======== DATA ========

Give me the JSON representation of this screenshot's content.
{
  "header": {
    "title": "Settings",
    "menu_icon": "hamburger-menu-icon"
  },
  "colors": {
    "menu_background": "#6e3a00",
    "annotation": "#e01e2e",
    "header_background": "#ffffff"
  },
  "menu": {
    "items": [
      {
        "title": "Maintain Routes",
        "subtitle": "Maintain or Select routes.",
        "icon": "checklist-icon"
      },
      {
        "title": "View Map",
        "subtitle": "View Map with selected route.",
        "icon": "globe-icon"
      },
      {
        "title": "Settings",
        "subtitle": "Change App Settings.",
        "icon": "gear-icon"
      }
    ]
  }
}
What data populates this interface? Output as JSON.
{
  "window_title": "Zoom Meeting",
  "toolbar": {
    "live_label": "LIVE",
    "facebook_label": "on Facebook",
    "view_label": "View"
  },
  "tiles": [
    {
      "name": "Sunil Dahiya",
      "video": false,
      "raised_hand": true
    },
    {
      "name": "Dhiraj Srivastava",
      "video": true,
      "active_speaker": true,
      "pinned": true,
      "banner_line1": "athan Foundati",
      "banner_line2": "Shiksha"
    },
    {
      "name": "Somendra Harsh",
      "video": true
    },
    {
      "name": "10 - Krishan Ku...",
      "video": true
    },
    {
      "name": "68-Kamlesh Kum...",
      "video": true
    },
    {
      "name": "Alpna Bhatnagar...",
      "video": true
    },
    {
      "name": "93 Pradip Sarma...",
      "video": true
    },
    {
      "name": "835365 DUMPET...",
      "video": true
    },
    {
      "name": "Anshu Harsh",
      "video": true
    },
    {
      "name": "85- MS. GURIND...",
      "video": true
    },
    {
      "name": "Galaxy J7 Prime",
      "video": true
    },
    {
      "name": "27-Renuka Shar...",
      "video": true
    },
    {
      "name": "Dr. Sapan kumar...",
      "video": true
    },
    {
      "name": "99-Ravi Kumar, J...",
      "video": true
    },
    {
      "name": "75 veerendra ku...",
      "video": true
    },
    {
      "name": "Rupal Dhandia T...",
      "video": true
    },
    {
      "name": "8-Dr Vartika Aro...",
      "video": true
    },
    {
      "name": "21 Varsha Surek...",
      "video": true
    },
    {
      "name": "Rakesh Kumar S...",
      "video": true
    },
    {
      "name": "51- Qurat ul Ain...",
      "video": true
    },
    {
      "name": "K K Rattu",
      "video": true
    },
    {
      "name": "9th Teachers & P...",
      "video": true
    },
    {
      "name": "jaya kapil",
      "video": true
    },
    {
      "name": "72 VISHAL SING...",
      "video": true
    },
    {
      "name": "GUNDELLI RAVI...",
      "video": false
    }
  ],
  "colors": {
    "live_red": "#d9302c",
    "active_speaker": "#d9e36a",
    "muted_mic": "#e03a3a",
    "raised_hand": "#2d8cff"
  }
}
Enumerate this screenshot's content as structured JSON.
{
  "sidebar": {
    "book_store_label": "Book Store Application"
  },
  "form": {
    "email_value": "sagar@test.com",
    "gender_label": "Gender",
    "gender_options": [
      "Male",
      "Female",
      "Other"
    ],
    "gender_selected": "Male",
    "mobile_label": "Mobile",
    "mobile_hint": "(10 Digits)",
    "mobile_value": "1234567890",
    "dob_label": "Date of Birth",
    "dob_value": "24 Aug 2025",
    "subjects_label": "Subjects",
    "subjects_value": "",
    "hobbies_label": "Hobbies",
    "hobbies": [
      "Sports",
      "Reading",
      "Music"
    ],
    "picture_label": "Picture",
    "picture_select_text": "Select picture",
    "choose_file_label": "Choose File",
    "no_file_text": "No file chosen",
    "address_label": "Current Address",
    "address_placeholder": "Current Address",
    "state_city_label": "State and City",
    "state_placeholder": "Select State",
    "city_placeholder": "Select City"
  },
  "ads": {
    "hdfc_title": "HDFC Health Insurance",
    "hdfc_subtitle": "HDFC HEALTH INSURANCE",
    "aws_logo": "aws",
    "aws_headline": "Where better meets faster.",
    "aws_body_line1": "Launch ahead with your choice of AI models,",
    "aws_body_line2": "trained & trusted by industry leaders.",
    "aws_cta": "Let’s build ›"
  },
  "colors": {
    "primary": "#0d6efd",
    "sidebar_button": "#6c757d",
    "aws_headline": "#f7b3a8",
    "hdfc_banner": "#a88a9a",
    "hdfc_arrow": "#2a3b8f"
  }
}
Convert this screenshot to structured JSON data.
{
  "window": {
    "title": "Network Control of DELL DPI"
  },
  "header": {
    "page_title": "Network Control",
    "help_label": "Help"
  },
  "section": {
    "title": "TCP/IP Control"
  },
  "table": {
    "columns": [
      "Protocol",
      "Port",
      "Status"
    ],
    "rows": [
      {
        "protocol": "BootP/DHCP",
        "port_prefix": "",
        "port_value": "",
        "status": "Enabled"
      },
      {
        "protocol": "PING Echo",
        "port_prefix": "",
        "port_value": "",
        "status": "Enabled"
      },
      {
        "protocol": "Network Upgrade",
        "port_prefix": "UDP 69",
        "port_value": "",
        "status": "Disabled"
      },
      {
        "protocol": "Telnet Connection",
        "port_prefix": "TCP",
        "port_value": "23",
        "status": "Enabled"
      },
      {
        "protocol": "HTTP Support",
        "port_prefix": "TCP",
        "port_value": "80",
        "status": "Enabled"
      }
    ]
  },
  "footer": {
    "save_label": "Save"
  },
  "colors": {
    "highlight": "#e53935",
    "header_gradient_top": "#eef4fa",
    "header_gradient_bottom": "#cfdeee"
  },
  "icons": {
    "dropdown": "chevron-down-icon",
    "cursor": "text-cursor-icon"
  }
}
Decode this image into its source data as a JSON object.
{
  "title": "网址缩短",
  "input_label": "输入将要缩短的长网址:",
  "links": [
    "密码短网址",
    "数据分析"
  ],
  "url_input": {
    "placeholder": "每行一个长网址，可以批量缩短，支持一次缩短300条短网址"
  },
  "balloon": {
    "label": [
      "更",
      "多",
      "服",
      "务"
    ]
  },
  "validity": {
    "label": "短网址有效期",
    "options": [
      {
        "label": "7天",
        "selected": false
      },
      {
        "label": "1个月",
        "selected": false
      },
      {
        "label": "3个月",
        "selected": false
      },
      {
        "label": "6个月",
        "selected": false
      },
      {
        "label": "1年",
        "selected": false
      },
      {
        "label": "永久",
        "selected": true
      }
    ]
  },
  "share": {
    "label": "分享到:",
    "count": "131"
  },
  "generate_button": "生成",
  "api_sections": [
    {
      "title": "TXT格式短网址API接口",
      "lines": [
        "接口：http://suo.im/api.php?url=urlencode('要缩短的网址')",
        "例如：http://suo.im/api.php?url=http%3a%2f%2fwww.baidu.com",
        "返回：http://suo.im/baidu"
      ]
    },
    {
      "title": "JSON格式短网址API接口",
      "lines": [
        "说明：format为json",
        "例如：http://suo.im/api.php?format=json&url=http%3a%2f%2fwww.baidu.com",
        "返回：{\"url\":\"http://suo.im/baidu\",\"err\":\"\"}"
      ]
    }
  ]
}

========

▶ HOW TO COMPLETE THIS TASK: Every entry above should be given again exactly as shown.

▶ ANSWER TO THIS PROBLEM:
Give me the JSON representation of this screenshot's content.
{
  "header": {
    "title": "Settings",
    "menu_icon": "hamburger-menu-icon"
  },
  "colors": {
    "menu_background": "#6e3a00",
    "annotation": "#e01e2e",
    "header_background": "#ffffff"
  },
  "menu": {
    "items": [
      {
        "title": "Maintain Routes",
        "subtitle": "Maintain or Select routes.",
        "icon": "checklist-icon"
      },
      {
        "title": "View Map",
        "subtitle": "View Map with selected route.",
        "icon": "globe-icon"
      },
      {
        "title": "Settings",
        "subtitle": "Change App Settings.",
        "icon": "gear-icon"
      }
    ]
  }
}
What data populates this interface? Output as JSON.
{
  "window_title": "Zoom Meeting",
  "toolbar": {
    "live_label": "LIVE",
    "facebook_label": "on Facebook",
    "view_label": "View"
  },
  "tiles": [
    {
      "name": "Sunil Dahiya",
      "video": false,
      "raised_hand": true
    },
    {
      "name": "Dhiraj Srivastava",
      "video": true,
      "active_speaker": true,
      "pinned": true,
      "banner_line1": "athan Foundati",
      "banner_line2": "Shiksha"
    },
    {
      "name": "Somendra Harsh",
      "video": true
    },
    {
      "name": "10 - Krishan Ku...",
      "video": true
    },
    {
      "name": "68-Kamlesh Kum...",
      "video": true
    },
    {
      "name": "Alpna Bhatnagar...",
      "video": true
    },
    {
      "name": "93 Pradip Sarma...",
      "video": true
    },
    {
      "name": "835365 DUMPET...",
      "video": true
    },
    {
      "name": "Anshu Harsh",
      "video": true
    },
    {
      "name": "85- MS. GURIND...",
      "video": true
    },
    {
      "name": "Galaxy J7 Prime",
      "video": true
    },
    {
      "name": "27-Renuka Shar...",
      "video": true
    },
    {
      "name": "Dr. Sapan kumar...",
      "video": true
    },
    {
      "name": "99-Ravi Kumar, J...",
      "video": true
    },
    {
      "name": "75 veerendra ku...",
      "video": true
    },
    {
      "name": "Rupal Dhandia T...",
      "video": true
    },
    {
      "name": "8-Dr Vartika Aro...",
      "video": true
    },
    {
      "name": "21 Varsha Surek...",
      "video": true
    },
    {
      "name": "Rakesh Kumar S...",
      "video": true
    },
    {
      "name": "51- Qurat ul Ain...",
      "video": true
    },
    {
      "name": "K K Rattu",
      "video": true
    },
    {
      "name": "9th Teachers & P...",
      "video": true
    },
    {
      "name": "jaya kapil",
      "video": true
    },
    {
      "name": "72 VISHAL SING...",
      "video": true
    },
    {
      "name": "GUNDELLI RAVI...",
      "video": false
    }
  ],
  "colors": {
    "live_red": "#d9302c",
    "active_speaker": "#d9e36a",
    "muted_mic": "#e03a3a",
    "raised_hand": "#2d8cff"
  }
}
Enumerate this screenshot's content as structured JSON.
{
  "sidebar": {
    "book_store_label": "Book Store Application"
  },
  "form": {
    "email_value": "sagar@test.com",
    "gender_label": "Gender",
    "gender_options": [
      "Male",
      "Female",
      "Other"
    ],
    "gender_selected": "Male",
    "mobile_label": "Mobile",
    "mobile_hint": "(10 Digits)",
    "mobile_value": "1234567890",
    "dob_label": "Date of Birth",
    "dob_value": "24 Aug 2025",
    "subjects_label": "Subjects",
    "subjects_value": "",
    "hobbies_label": "Hobbies",
    "hobbies": [
      "Sports",
      "Reading",
      "Music"
    ],
    "picture_label": "Picture",
    "picture_select_text": "Select picture",
    "choose_file_label": "Choose File",
    "no_file_text": "No file chosen",
    "address_label": "Current Address",
    "address_placeholder": "Current Address",
    "state_city_label": "State and City",
    "state_placeholder": "Select State",
    "city_placeholder": "Select City"
  },
  "ads": {
    "hdfc_title": "HDFC Health Insurance",
    "hdfc_subtitle": "HDFC HEALTH INSURANCE",
    "aws_logo": "aws",
    "aws_headline": "Where better meets faster.",
    "aws_body_line1": "Launch ahead with your choice of AI models,",
    "aws_body_line2": "trained & trusted by industry leaders.",
    "aws_cta": "Let’s build ›"
  },
  "colors": {
    "primary": "#0d6efd",
    "sidebar_button": "#6c757d",
    "aws_headline": "#f7b3a8",
    "hdfc_banner": "#a88a9a",
    "hdfc_arrow": "#2a3b8f"
  }
}
Convert this screenshot to structured JSON data.
{
  "window": {
    "title": "Network Control of DELL DPI"
  },
  "header": {
    "page_title": "Network Control",
    "help_label": "Help"
  },
  "section": {
    "title": "TCP/IP Control"
  },
  "table": {
    "columns": [
      "Protocol",
      "Port",
      "Status"
    ],
    "rows": [
      {
        "protocol": "BootP/DHCP",
        "port_prefix": "",
        "port_value": "",
        "status": "Enabled"
      },
      {
        "protocol": "PING Echo",
        "port_prefix": "",
        "port_value": "",
        "status": "Enabled"
      },
      {
        "protocol": "Network Upgrade",
        "port_prefix": "UDP 69",
        "port_value": "",
        "status": "Disabled"
      },
      {
        "protocol": "Telnet Connection",
        "port_prefix": "TCP",
        "port_value": "23",
        "status": "Enabled"
      },
      {
        "protocol": "HTTP Support",
        "port_prefix": "TCP",
        "port_value": "80",
        "status": "Enabled"
      }
    ]
  },
  "footer": {
    "save_label": "Save"
  },
  "colors": {
    "highlight": "#e53935",
    "header_gradient_top": "#eef4fa",
    "header_gradient_bottom": "#cfdeee"
  },
  "icons": {
    "dropdown": "chevron-down-icon",
    "cursor": "text-cursor-icon"
  }
}
Decode this image into its source data as a JSON object.
{
  "title": "网址缩短",
  "input_label": "输入将要缩短的长网址:",
  "links": [
    "密码短网址",
    "数据分析"
  ],
  "url_input": {
    "placeholder": "每行一个长网址，可以批量缩短，支持一次缩短300条短网址"
  },
  "balloon": {
    "label": [
      "更",
      "多",
      "服",
      "务"
    ]
  },
  "validity": {
    "label": "短网址有效期",
    "options": [
      {
        "label": "7天",
        "selected": false
      },
      {
        "label": "1个月",
        "selected": false
      },
      {
        "label": "3个月",
        "selected": false
      },
      {
        "label": "6个月",
        "selected": false
      },
      {
        "label": "1年",
        "selected": false
      },
      {
        "label": "永久",
        "selected": true
      }
    ]
  },
  "share": {
    "label": "分享到:",
    "count": "131"
  },
  "generate_button": "生成",
  "api_sections": [
    {
      "title": "TXT格式短网址API接口",
      "lines": [
        "接口：http://suo.im/api.php?url=urlencode('要缩短的网址')",
        "例如：http://suo.im/api.php?url=http%3a%2f%2fwww.baidu.com",
        "返回：http://suo.im/baidu"
      ]
    },
    {
      "title": "JSON格式短网址API接口",
      "lines": [
        "说明：format为json",
        "例如：http://suo.im/api.php?format=json&url=http%3a%2f%2fwww.baidu.com",
        "返回：{\"url\":\"http://suo.im/baidu\",\"err\":\"\"}"
      ]
    }
  ]
}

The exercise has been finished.